● **How to complete this task**: Repeat, word for word, each of the records shown below, without their pictures.

● **Web page and app entries**:
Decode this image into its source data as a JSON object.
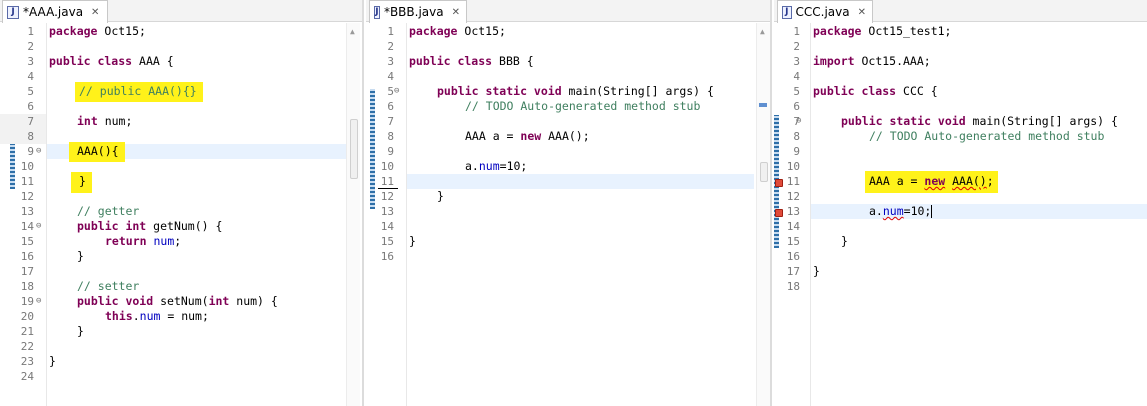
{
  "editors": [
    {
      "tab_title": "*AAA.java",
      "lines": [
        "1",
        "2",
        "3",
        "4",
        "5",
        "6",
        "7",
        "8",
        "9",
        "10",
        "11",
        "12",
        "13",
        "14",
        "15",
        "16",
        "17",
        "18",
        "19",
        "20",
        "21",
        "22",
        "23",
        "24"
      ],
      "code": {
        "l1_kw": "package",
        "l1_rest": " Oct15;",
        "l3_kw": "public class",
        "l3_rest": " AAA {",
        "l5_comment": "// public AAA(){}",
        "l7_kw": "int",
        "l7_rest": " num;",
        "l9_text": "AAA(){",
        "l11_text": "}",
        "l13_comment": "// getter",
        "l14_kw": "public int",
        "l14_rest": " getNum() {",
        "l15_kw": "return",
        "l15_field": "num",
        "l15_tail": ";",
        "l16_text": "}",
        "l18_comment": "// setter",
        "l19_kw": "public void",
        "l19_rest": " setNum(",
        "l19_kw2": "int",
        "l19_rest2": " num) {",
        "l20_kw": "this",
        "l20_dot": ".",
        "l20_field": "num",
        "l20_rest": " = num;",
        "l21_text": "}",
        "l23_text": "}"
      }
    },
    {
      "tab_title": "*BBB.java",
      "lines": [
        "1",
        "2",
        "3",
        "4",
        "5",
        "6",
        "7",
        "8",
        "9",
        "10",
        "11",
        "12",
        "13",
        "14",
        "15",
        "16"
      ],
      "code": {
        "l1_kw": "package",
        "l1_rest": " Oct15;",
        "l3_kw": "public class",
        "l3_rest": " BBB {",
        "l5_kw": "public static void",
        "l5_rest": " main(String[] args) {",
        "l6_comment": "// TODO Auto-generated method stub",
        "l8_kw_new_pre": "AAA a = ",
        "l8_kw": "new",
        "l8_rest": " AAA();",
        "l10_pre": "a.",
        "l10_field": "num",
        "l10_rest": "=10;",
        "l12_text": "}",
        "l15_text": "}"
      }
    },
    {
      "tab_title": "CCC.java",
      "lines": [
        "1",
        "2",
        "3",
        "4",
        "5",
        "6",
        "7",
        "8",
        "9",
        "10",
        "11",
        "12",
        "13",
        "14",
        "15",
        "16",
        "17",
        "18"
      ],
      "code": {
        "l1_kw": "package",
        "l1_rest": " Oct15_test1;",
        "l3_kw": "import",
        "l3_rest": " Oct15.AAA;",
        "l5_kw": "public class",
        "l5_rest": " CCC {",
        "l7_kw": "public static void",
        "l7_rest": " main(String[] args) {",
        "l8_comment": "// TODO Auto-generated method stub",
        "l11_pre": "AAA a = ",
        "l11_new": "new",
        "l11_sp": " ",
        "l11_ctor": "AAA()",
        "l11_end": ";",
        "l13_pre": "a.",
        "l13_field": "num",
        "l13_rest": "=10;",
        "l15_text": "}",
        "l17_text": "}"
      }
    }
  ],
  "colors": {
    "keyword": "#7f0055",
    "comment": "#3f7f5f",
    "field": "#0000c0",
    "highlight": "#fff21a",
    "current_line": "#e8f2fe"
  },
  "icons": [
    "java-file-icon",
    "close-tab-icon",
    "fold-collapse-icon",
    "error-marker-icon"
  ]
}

● **Solution**:
Decode this image into its source data as a JSON object.
{
  "editors": [
    {
      "tab_title": "*AAA.java",
      "lines": [
        "1",
        "2",
        "3",
        "4",
        "5",
        "6",
        "7",
        "8",
        "9",
        "10",
        "11",
        "12",
        "13",
        "14",
        "15",
        "16",
        "17",
        "18",
        "19",
        "20",
        "21",
        "22",
        "23",
        "24"
      ],
      "code": {
        "l1_kw": "package",
        "l1_rest": " Oct15;",
        "l3_kw": "public class",
        "l3_rest": " AAA {",
        "l5_comment": "// public AAA(){}",
        "l7_kw": "int",
        "l7_rest": " num;",
        "l9_text": "AAA(){",
        "l11_text": "}",
        "l13_comment": "// getter",
        "l14_kw": "public int",
        "l14_rest": " getNum() {",
        "l15_kw": "return",
        "l15_field": "num",
        "l15_tail": ";",
        "l16_text": "}",
        "l18_comment": "// setter",
        "l19_kw": "public void",
        "l19_rest": " setNum(",
        "l19_kw2": "int",
        "l19_rest2": " num) {",
        "l20_kw": "this",
        "l20_dot": ".",
        "l20_field": "num",
        "l20_rest": " = num;",
        "l21_text": "}",
        "l23_text": "}"
      }
    },
    {
      "tab_title": "*BBB.java",
      "lines": [
        "1",
        "2",
        "3",
        "4",
        "5",
        "6",
        "7",
        "8",
        "9",
        "10",
        "11",
        "12",
        "13",
        "14",
        "15",
        "16"
      ],
      "code": {
        "l1_kw": "package",
        "l1_rest": " Oct15;",
        "l3_kw": "public class",
        "l3_rest": " BBB {",
        "l5_kw": "public static void",
        "l5_rest": " main(String[] args) {",
        "l6_comment": "// TODO Auto-generated method stub",
        "l8_kw_new_pre": "AAA a = ",
        "l8_kw": "new",
        "l8_rest": " AAA();",
        "l10_pre": "a.",
        "l10_field": "num",
        "l10_rest": "=10;",
        "l12_text": "}",
        "l15_text": "}"
      }
    },
    {
      "tab_title": "CCC.java",
      "lines": [
        "1",
        "2",
        "3",
        "4",
        "5",
        "6",
        "7",
        "8",
        "9",
        "10",
        "11",
        "12",
        "13",
        "14",
        "15",
        "16",
        "17",
        "18"
      ],
      "code": {
        "l1_kw": "package",
        "l1_rest": " Oct15_test1;",
        "l3_kw": "import",
        "l3_rest": " Oct15.AAA;",
        "l5_kw": "public class",
        "l5_rest": " CCC {",
        "l7_kw": "public static void",
        "l7_rest": " main(String[] args) {",
        "l8_comment": "// TODO Auto-generated method stub",
        "l11_pre": "AAA a = ",
        "l11_new": "new",
        "l11_sp": " ",
        "l11_ctor": "AAA()",
        "l11_end": ";",
        "l13_pre": "a.",
        "l13_field": "num",
        "l13_rest": "=10;",
        "l15_text": "}",
        "l17_text": "}"
      }
    }
  ],
  "colors": {
    "keyword": "#7f0055",
    "comment": "#3f7f5f",
    "field": "#0000c0",
    "highlight": "#fff21a",
    "current_line": "#e8f2fe"
  },
  "icons": [
    "java-file-icon",
    "close-tab-icon",
    "fold-collapse-icon",
    "error-marker-icon"
  ]
}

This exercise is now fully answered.